It is a similar story with steers, as prices are up slightly on the week, but generally about 5c/kg back on their heifer comrades.

While back on their heifer comrades, the average of around €2.25/kg is up 25c/kg on the year, meaning the difference per head is even higher at €75 to €125.

In general, despite the big increase in throughput at marts, the overall average for heifers and bullocks sold this year is the same as the average for the top third of lots sold last year was.

The top third of lots this year are in the region of 25c to 30c higher than this average.

Fed cattle

The increase per head on fed cattle is much greater given the added weight difference.

Looking back at the same week in 2020, we see that bullocks of 600kg-plus averaged €2.01/kg, while heifers of the same weight averaged €2.12/kg.

In comparison, bullocks this year averaged €2.27/kg and heifers €2.34/kg.

For bullocks, this stands as a 26c differential on the year, or a massive €156 per head for a 600kg animal or €182 per head on a 700kg animal.

Similarly, for heifers, this is an increase of 23c on the year or €138 to €161 price difference per head.

The difference for fed cull cows isn’t as high, but prices for the top third of lots sold increased by 18c or the equivalent of nearly €120 per head on an average 650kg cow.


While it was predicted to see a big surge in weanling numbers at marts in July due to the strong prices, this didn’t come into fruition too much, with only a slight increase early in the month. That said, anything that did sell, sold well.

Weanling bulls in the most common bracket from 300kg to 400kg are up 18c/kg on the year.

This difference is even higher when compared with 2019 levels, with a 32c/kg difference.

This is a price increase of €96 to €128 per head in the last two years.

Heifer numbers were smaller, but still supplied significant data.

Here, we see prices rose by 19c/kg on the year and 31c/kg on 2019 figures.

This would lead to a similar price increase per head as their bull comrades.

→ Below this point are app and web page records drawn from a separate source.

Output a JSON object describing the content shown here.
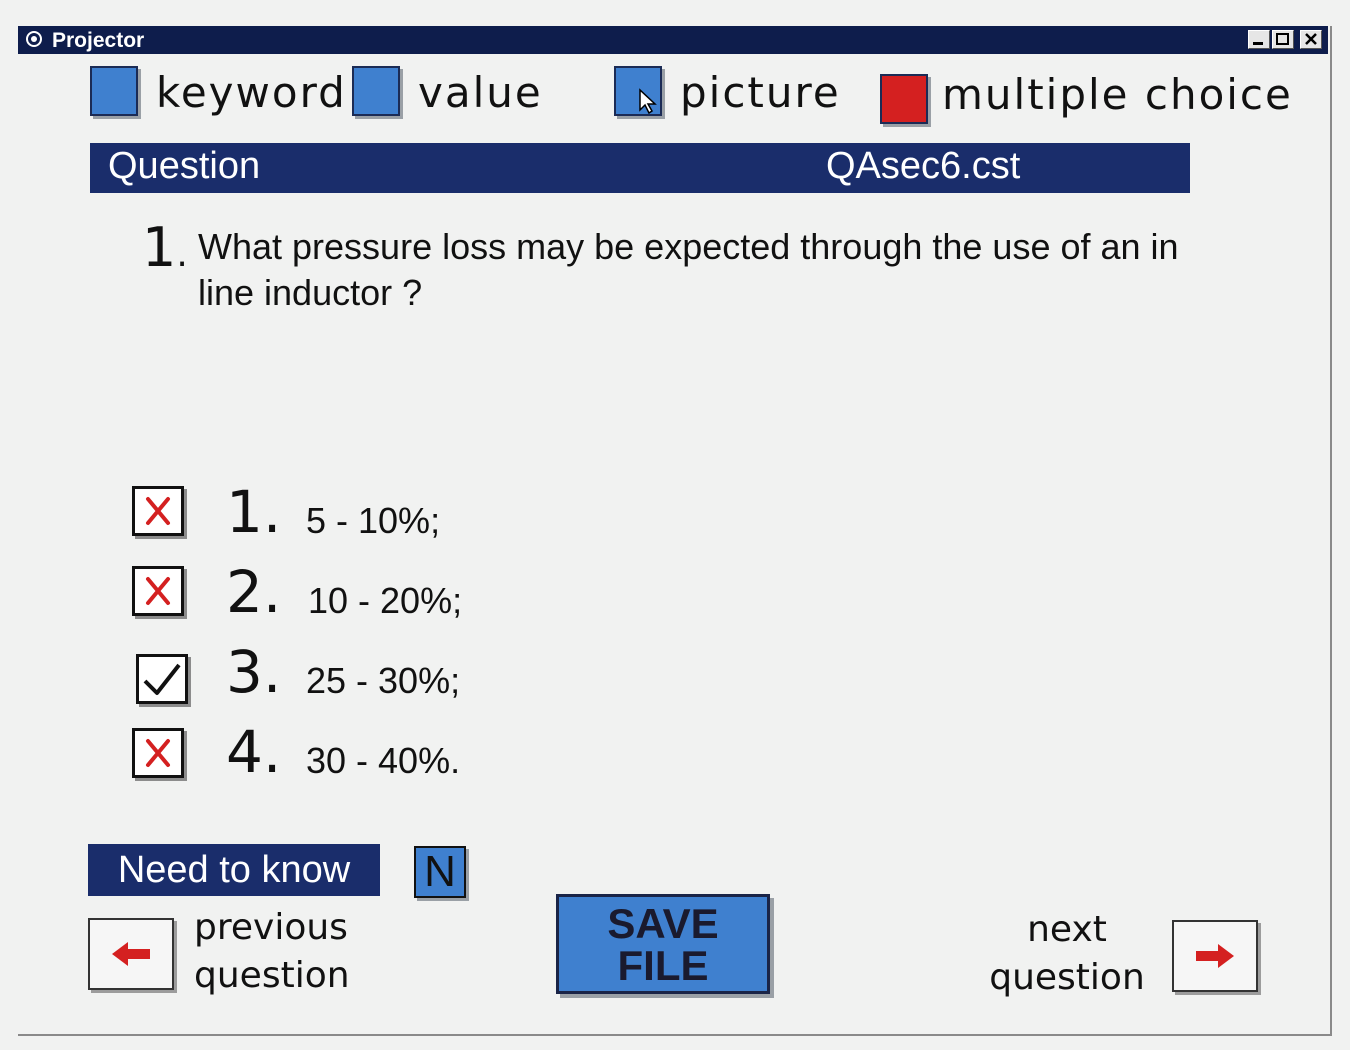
{
  "window": {
    "title": "Projector",
    "icon": "projector-app-icon",
    "controls": [
      "minimize-icon",
      "maximize-icon",
      "close-icon"
    ]
  },
  "modes": [
    {
      "label": "keyword",
      "color": "#3f80cf"
    },
    {
      "label": "value",
      "color": "#3f80cf"
    },
    {
      "label": "picture",
      "color": "#3f80cf"
    },
    {
      "label": "multiple choice",
      "color": "#d42020",
      "selected": true
    }
  ],
  "question_bar": {
    "heading": "Question",
    "file": "QAsec6.cst"
  },
  "question": {
    "number": "1",
    "text": "What pressure loss may be expected through the use of an in line inductor ?"
  },
  "options": [
    {
      "number": "1.",
      "text": "5 - 10%;",
      "mark": "cross"
    },
    {
      "number": "2.",
      "text": "10 - 20%;",
      "mark": "cross"
    },
    {
      "number": "3.",
      "text": "25 - 30%;",
      "mark": "check"
    },
    {
      "number": "4.",
      "text": "30 - 40%.",
      "mark": "cross"
    }
  ],
  "need_to_know": {
    "label": "Need to know",
    "button": "N"
  },
  "navigation": {
    "previous_line1": "previous",
    "previous_line2": "question",
    "next_line1": "next",
    "next_line2": "question",
    "save_line1": "SAVE",
    "save_line2": "FILE"
  },
  "colors": {
    "accent_blue": "#3f80cf",
    "bar_navy": "#1a2d6b",
    "mark_red": "#d42020"
  }
}
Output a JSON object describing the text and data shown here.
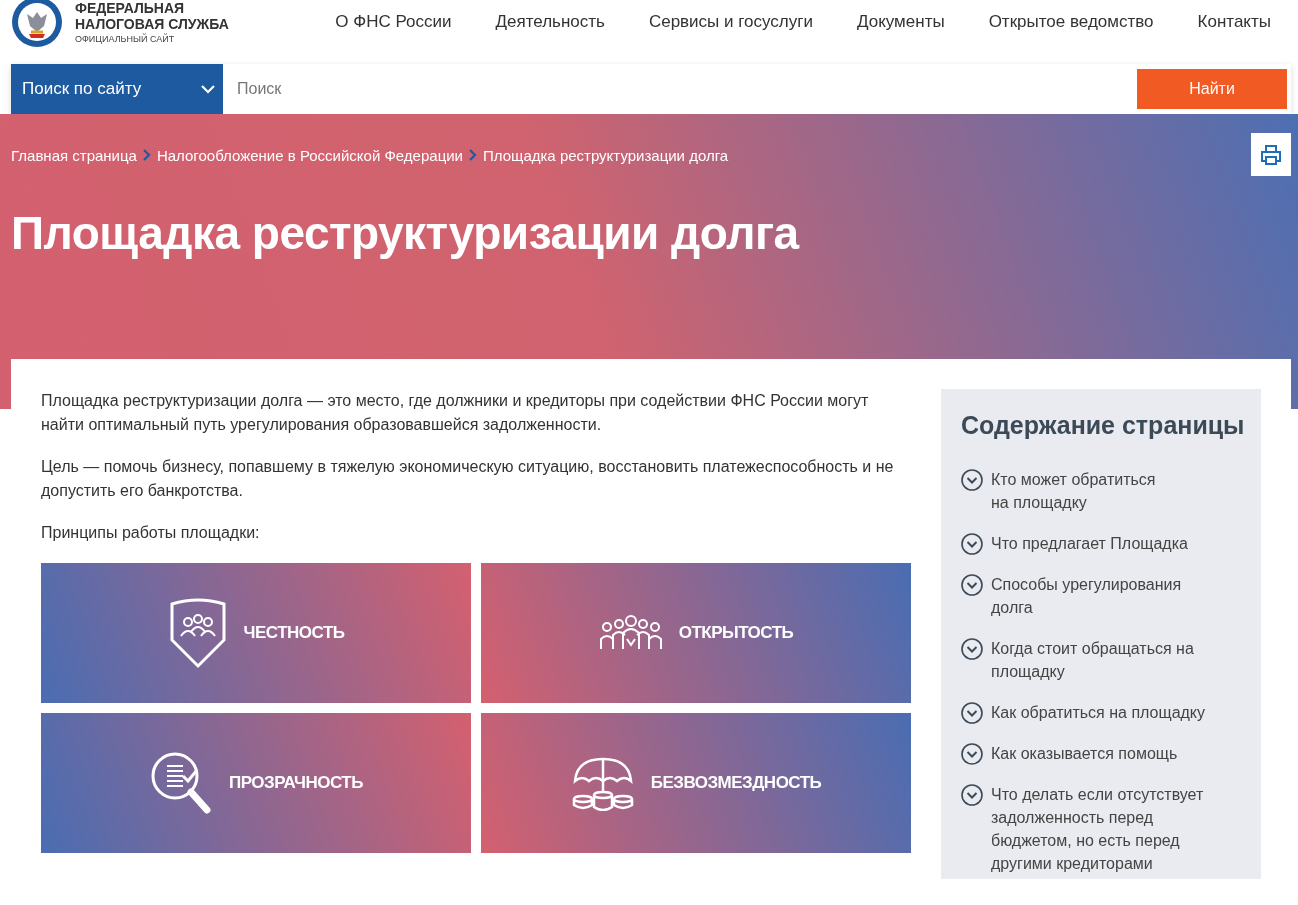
{
  "header": {
    "logo_title": "ФЕДЕРАЛЬНАЯ НАЛОГОВАЯ СЛУЖБА",
    "logo_subtitle": "ОФИЦИАЛЬНЫЙ САЙТ",
    "nav": [
      "О ФНС России",
      "Деятельность",
      "Сервисы и госуслуги",
      "Документы",
      "Открытое ведомство",
      "Контакты"
    ]
  },
  "search": {
    "scope": "Поиск по сайту",
    "placeholder": "Поиск",
    "button": "Найти"
  },
  "breadcrumbs": [
    "Главная страница",
    "Налогообложение в Российской Федерации",
    "Площадка реструктуризации долга"
  ],
  "page_title": "Площадка реструктуризации долга",
  "paragraphs": [
    "Площадка реструктуризации долга — это место, где должники и кредиторы при содействии ФНС России могут найти оптимальный путь урегулирования образовавшейся задолженности.",
    "Цель — помочь бизнесу, попавшему в тяжелую экономическую ситуацию, восстановить платежеспособность и не допустить его банкротства.",
    "Принципы работы площадки:"
  ],
  "principles": [
    {
      "kind": "shield",
      "label": "ЧЕСТНОСТЬ"
    },
    {
      "kind": "team",
      "label": "ОТКРЫТОСТЬ"
    },
    {
      "kind": "magnifier",
      "label": "ПРОЗРАЧНОСТЬ"
    },
    {
      "kind": "umbrella",
      "label": "БЕЗВОЗМЕЗДНОСТЬ"
    }
  ],
  "toc": {
    "title": "Содержание страницы",
    "items": [
      "Кто может обратиться\nна площадку",
      "Что предлагает Площадка",
      "Способы урегулирования долга",
      "Когда стоит обращаться на площадку",
      "Как обратиться на площадку",
      "Как оказывается помощь",
      "Что делать если отсутствует задолженность перед бюджетом, но есть перед другими кредиторами"
    ]
  }
}
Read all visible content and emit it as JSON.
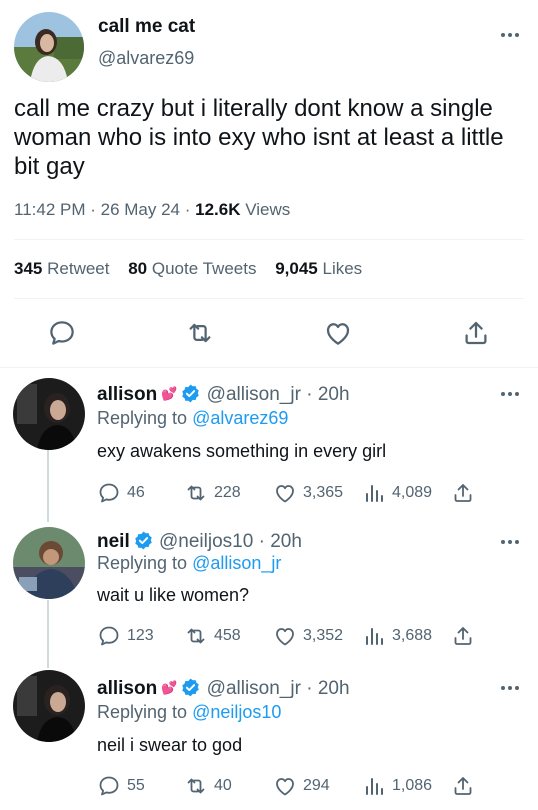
{
  "main_tweet": {
    "display_name": "call me cat",
    "handle": "@alvarez69",
    "text": "call me crazy but i literally dont know a single woman who is into exy who isnt at least a little bit gay",
    "time": "11:42 PM",
    "date": "26 May 24",
    "views_count": "12.6K",
    "views_label": "Views",
    "retweets_count": "345",
    "retweets_label": "Retweet",
    "quotes_count": "80",
    "quotes_label": "Quote Tweets",
    "likes_count": "9,045",
    "likes_label": "Likes"
  },
  "replies": [
    {
      "display_name": "allison",
      "emoji": "💕",
      "handle": "@allison_jr",
      "age": "20h",
      "replying_prefix": "Replying to",
      "replying_to": "@alvarez69",
      "text": "exy awakens something in every girl",
      "replies": "46",
      "retweets": "228",
      "likes": "3,365",
      "views": "4,089"
    },
    {
      "display_name": "neil",
      "handle": "@neiljos10",
      "age": "20h",
      "replying_prefix": "Replying to",
      "replying_to": "@allison_jr",
      "text": "wait u like women?",
      "replies": "123",
      "retweets": "458",
      "likes": "3,352",
      "views": "3,688"
    },
    {
      "display_name": "allison",
      "emoji": "💕",
      "handle": "@allison_jr",
      "age": "20h",
      "replying_prefix": "Replying to",
      "replying_to": "@neiljos10",
      "text": "neil i swear to god",
      "replies": "55",
      "retweets": "40",
      "likes": "294",
      "views": "1,086"
    }
  ],
  "icons": [
    "more-icon",
    "verified-icon",
    "reply-icon",
    "retweet-icon",
    "like-icon",
    "share-icon",
    "views-icon"
  ],
  "colors": {
    "text": "#0f1419",
    "secondary": "#536471",
    "link": "#1d9bf0",
    "divider": "#eff3f4",
    "verified": "#1d9bf0"
  }
}
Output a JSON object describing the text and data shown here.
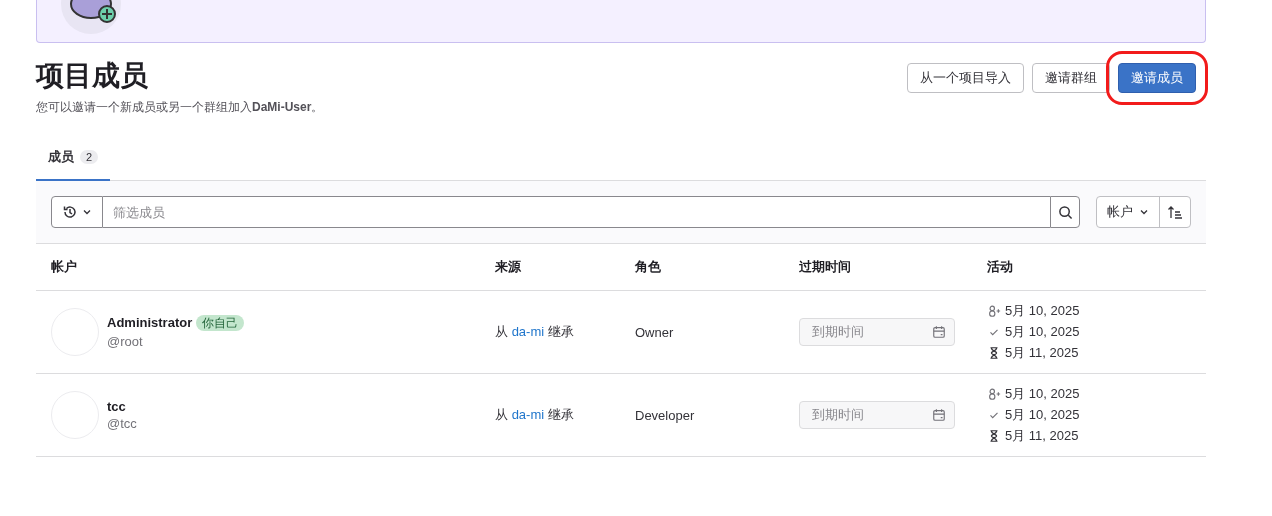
{
  "header": {
    "title": "项目成员",
    "description": "您可以邀请一个新成员或另一个群组加入**DaMi-User**。"
  },
  "actions": [
    {
      "label": "从一个项目导入",
      "kind": "secondary",
      "highlighted": false
    },
    {
      "label": "邀请群组",
      "kind": "secondary",
      "highlighted": false
    },
    {
      "label": "邀请成员",
      "kind": "primary",
      "highlighted": true
    }
  ],
  "tabs": [
    {
      "label": "成员",
      "count": "2",
      "selected": true
    }
  ],
  "filter": {
    "placeholder": "筛选成员",
    "sort_field": "帐户"
  },
  "table": {
    "columns": [
      "帐户",
      "来源",
      "角色",
      "过期时间",
      "活动"
    ],
    "rows": [
      {
        "name": "Administrator",
        "badge": "你自己",
        "username": "@root",
        "source_prefix": "从",
        "source_link": "da-mi",
        "source_suffix": "继承",
        "role": "Owner",
        "expiry_placeholder": "到期时间",
        "activity": [
          {
            "kind": "joined",
            "date": "5月 10, 2025"
          },
          {
            "kind": "access",
            "date": "5月 10, 2025"
          },
          {
            "kind": "last",
            "date": "5月 11, 2025"
          }
        ]
      },
      {
        "name": "tcc",
        "username": "@tcc",
        "source_prefix": "从",
        "source_link": "da-mi",
        "source_suffix": "继承",
        "role": "Developer",
        "expiry_placeholder": "到期时间",
        "activity": [
          {
            "kind": "joined",
            "date": "5月 10, 2025"
          },
          {
            "kind": "access",
            "date": "5月 10, 2025"
          },
          {
            "kind": "last",
            "date": "5月 11, 2025"
          }
        ]
      }
    ]
  }
}
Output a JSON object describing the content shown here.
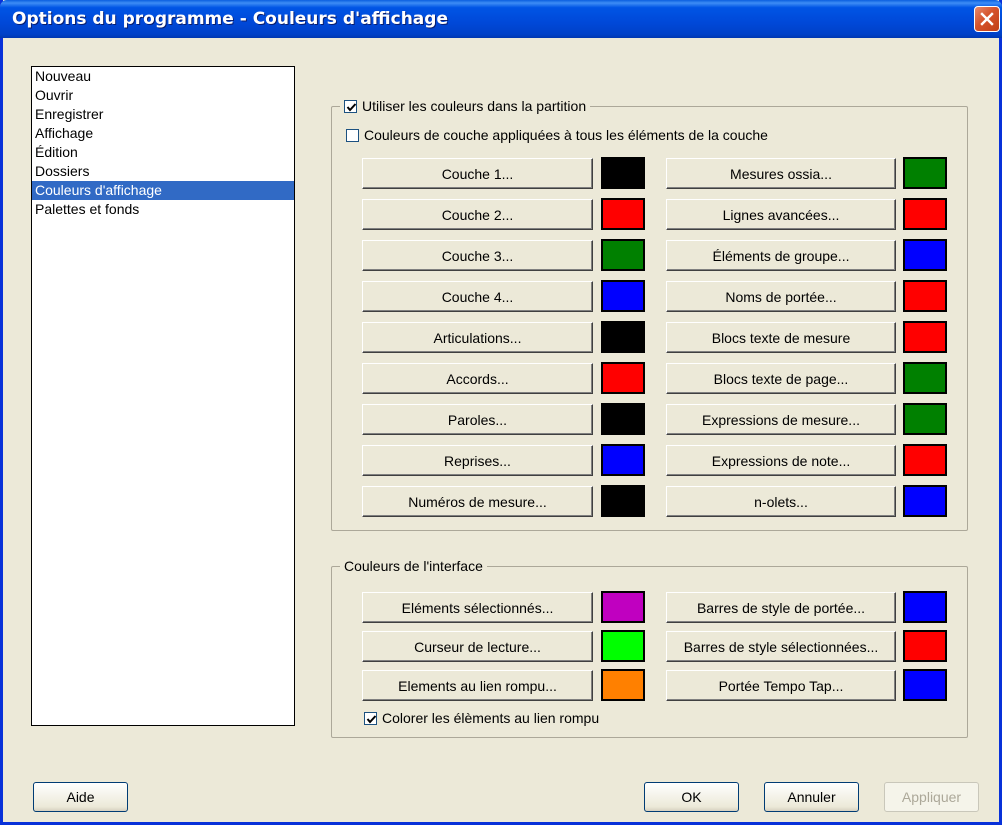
{
  "window": {
    "title": "Options du programme - Couleurs d'affichage"
  },
  "sidebar": {
    "items": [
      {
        "label": "Nouveau",
        "selected": false
      },
      {
        "label": "Ouvrir",
        "selected": false
      },
      {
        "label": "Enregistrer",
        "selected": false
      },
      {
        "label": "Affichage",
        "selected": false
      },
      {
        "label": "Édition",
        "selected": false
      },
      {
        "label": "Dossiers",
        "selected": false
      },
      {
        "label": "Couleurs d'affichage",
        "selected": true
      },
      {
        "label": "Palettes et fonds",
        "selected": false
      }
    ]
  },
  "score_colors": {
    "use_colors_label": "Utiliser les couleurs dans la partition",
    "use_colors_checked": true,
    "layer_all_label": "Couleurs de couche appliquées à tous les éléments de la couche",
    "layer_all_checked": false,
    "left": [
      {
        "label": "Couche 1...",
        "color": "#000000"
      },
      {
        "label": "Couche 2...",
        "color": "#ff0000"
      },
      {
        "label": "Couche 3...",
        "color": "#008000"
      },
      {
        "label": "Couche 4...",
        "color": "#0000ff"
      },
      {
        "label": "Articulations...",
        "color": "#000000"
      },
      {
        "label": "Accords...",
        "color": "#ff0000"
      },
      {
        "label": "Paroles...",
        "color": "#000000"
      },
      {
        "label": "Reprises...",
        "color": "#0000ff"
      },
      {
        "label": "Numéros de mesure...",
        "color": "#000000"
      }
    ],
    "right": [
      {
        "label": "Mesures ossia...",
        "color": "#008000"
      },
      {
        "label": "Lignes avancées...",
        "color": "#ff0000"
      },
      {
        "label": "Éléments de groupe...",
        "color": "#0000ff"
      },
      {
        "label": "Noms de portée...",
        "color": "#ff0000"
      },
      {
        "label": "Blocs texte de mesure",
        "color": "#ff0000"
      },
      {
        "label": "Blocs texte de page...",
        "color": "#008000"
      },
      {
        "label": "Expressions de mesure...",
        "color": "#008000"
      },
      {
        "label": "Expressions de note...",
        "color": "#ff0000"
      },
      {
        "label": "n-olets...",
        "color": "#0000ff"
      }
    ]
  },
  "interface_colors": {
    "legend": "Couleurs de l'interface",
    "left": [
      {
        "label": "Eléments sélectionnés...",
        "color": "#c000c0"
      },
      {
        "label": "Curseur de lecture...",
        "color": "#00ff00"
      },
      {
        "label": "Elements au lien rompu...",
        "color": "#ff8000"
      }
    ],
    "right": [
      {
        "label": "Barres de style de portée...",
        "color": "#0000ff"
      },
      {
        "label": "Barres de style sélectionnées...",
        "color": "#ff0000"
      },
      {
        "label": "Portée Tempo Tap...",
        "color": "#0000ff"
      }
    ],
    "broken_link_label": "Colorer les élèments au lien rompu",
    "broken_link_checked": true
  },
  "footer": {
    "help_label": "Aide",
    "ok_label": "OK",
    "cancel_label": "Annuler",
    "apply_label": "Appliquer"
  }
}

Early heavier weanling bulls saw the biggest increase, with 23c/kg the difference between this year and last year, increasing to 41c/kg on two years ago.